  • Equally true is an interesting corollary of the above point. Desire to consume a completed goal seems to have reduced consumer’s typical physical consumption. What does this mean? As an hypothetical example – consider that for the consumers whose typical average spend is about $4, receive a coupon of a dollar off for a purchase of $2. Authors point out that in such cases, consumers seem to have purchased much below the typical average spend. If the consumer had a goal of $4 worth of purchase while the loyalty card goal was much below than that, it looked like the consumers did not have felt the push for the goal and hence the consumption seems to have been affected in a negative way. In such cases, the goal-evoking marketing promotions typically tend to affect adversely.
  • Consuming Fluency: The easier it is for the consumer to consume it conceptually, better is the value which a consumer estimates on a product or a service and equally better is the final physical consumption. As an example, the author quotes the study where consumer investors seem to have valued and consumed stocks with fluent (or pronounceable) ticker names more than the ones which were not.
  • Non-fluency: Once again, as a corollary to the above point, as the fluency of consumption conceptually reduces, the physical consumption also reduces. Consumers seem to defer making choices on the consumption in order to avoid conflicts or regrets arising because of the decision.
  • Consumers have shown tendencies to sacrifice or be dissatisfied with their physical consumption to an extent when exposed to wider range of varieties initially. Even then studies have shown that consumers will increasingly seek variety possibly because of social pressures. This is an example where the consumers are willing to indulge in conceptual consumption more even if their experiences with physical consumption of the same product has been not to the mark. Same is true when the product or service itself has many features.
  • Forgoing Physical Consumption: If the consumers have truly enjoyed the consumption of a product or a service, there is a very good chance they would forgo another chance of consumption of the same service in order to safe-guard the memories and the possible fear that the future experiences may not be as good as the previous one.
  • Any thoughts or memories of contamination affects the physical consumption of the product or the service in a negative manner even if there is no actual contamination of the product or the service. The authors give an example that even a tightly bottled drinks briefly in contact with a sterilized cockroach can affect the final consumption of the drink.
  • There are several scenarios where consumers have preferred to choose negative physical consumption for the sake of getting a positive conceptual consumption experience. Mountaineering, bungee jumping, etc. are some examples of such scenarios.
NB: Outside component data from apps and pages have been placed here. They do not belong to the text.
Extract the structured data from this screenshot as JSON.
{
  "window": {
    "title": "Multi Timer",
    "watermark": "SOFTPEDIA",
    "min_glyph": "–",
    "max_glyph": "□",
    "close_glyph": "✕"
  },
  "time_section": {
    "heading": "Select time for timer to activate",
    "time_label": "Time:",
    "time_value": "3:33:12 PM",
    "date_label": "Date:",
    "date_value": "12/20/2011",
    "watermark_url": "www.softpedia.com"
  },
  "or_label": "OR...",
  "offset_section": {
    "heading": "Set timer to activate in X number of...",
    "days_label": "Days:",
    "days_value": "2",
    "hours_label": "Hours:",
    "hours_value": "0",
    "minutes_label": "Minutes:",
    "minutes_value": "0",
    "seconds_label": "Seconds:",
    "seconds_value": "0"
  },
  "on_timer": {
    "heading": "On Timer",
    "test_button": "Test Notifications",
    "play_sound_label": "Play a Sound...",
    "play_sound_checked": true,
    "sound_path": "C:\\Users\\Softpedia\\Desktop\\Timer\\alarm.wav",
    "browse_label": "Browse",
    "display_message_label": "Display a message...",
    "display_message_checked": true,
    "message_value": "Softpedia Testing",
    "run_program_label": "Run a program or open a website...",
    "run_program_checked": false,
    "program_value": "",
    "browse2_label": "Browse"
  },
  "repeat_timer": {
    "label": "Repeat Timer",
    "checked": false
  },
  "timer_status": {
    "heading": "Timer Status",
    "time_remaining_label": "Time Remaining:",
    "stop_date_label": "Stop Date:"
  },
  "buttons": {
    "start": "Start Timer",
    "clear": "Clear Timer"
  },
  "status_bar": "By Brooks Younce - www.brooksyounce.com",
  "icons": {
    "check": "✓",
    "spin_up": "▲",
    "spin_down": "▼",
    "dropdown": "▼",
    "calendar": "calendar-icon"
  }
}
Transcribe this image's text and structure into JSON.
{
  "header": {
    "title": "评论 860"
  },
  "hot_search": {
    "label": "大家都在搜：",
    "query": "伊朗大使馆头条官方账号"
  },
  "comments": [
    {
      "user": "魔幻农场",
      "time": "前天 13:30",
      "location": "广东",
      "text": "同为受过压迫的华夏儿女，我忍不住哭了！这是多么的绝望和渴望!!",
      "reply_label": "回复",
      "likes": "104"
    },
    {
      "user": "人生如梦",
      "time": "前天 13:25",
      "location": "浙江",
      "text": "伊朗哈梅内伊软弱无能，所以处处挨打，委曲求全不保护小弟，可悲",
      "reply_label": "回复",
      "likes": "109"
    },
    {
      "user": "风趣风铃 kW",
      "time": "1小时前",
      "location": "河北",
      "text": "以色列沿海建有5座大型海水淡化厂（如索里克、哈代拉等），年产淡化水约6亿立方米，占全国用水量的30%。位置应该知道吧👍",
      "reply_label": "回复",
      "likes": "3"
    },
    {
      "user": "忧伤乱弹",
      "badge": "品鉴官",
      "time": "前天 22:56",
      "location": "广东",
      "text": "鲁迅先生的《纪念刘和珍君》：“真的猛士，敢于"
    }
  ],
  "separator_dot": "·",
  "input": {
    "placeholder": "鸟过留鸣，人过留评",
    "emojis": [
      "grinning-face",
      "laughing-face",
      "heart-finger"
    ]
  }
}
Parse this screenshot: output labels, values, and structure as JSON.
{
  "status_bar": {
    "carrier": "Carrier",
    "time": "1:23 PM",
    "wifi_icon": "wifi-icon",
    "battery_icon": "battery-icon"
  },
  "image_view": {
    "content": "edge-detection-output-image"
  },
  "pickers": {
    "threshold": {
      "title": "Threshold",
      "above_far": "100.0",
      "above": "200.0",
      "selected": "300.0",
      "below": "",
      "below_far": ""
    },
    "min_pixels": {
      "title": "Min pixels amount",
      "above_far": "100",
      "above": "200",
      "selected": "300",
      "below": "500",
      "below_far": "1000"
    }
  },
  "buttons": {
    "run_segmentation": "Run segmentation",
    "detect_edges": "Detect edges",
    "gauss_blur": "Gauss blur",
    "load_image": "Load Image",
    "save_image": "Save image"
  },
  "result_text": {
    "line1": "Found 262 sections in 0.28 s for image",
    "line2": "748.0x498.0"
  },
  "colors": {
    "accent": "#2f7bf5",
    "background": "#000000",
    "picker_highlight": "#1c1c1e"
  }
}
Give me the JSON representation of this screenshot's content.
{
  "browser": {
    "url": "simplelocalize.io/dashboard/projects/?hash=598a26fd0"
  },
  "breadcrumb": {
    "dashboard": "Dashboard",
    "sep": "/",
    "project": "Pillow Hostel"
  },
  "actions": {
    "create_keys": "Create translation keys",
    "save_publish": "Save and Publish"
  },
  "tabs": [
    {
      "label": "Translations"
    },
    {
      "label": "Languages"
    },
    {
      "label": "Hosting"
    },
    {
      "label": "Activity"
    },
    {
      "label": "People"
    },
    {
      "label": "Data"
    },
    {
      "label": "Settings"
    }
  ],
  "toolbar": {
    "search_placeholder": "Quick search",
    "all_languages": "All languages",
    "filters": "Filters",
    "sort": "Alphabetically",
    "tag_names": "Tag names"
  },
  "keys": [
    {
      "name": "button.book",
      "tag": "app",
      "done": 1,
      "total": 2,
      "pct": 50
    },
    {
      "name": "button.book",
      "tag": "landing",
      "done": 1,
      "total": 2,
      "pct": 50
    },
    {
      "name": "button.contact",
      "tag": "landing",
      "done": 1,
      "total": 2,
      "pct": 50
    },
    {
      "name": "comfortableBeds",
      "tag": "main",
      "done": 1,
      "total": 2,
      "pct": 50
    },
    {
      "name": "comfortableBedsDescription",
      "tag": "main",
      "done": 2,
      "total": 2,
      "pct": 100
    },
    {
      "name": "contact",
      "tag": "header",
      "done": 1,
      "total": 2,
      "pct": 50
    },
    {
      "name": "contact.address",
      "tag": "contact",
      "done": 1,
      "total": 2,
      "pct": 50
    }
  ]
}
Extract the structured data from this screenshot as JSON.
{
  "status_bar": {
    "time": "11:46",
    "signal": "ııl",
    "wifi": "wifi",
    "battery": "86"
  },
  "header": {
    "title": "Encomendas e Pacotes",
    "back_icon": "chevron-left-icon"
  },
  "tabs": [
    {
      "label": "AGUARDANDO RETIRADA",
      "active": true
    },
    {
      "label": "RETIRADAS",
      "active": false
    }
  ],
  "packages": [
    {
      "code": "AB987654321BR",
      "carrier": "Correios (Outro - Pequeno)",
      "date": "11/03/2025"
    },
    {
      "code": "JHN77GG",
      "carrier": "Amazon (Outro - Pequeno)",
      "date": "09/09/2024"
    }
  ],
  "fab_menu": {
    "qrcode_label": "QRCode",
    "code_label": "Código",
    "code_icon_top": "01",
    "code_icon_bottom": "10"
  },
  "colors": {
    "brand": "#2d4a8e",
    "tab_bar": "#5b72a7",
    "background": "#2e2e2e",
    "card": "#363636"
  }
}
As part of current job, I have to think a lot about various kinds of products and services which could potentially catch the eyes of new sets of customers and hopefully get consumed too. With that in context, study of this paper has been fascinating exercise for me to understand how best to serve different types of end-user preferences. If we were to think about it, almost all of us in our profession are producing something which is going to get consumed by someone else. If we can all understand the philosophy behind consumption, there is a very good chance that we all can deliver our services/work in a much better manner.

Thoughts and comments are most welcome.

[Update, October 5, 2009] If you like the above article, check out another interesting article on similar thought process titled “Advertising on the Brain” by Greg Satell. It talks about how advertising works neurologically on human beings.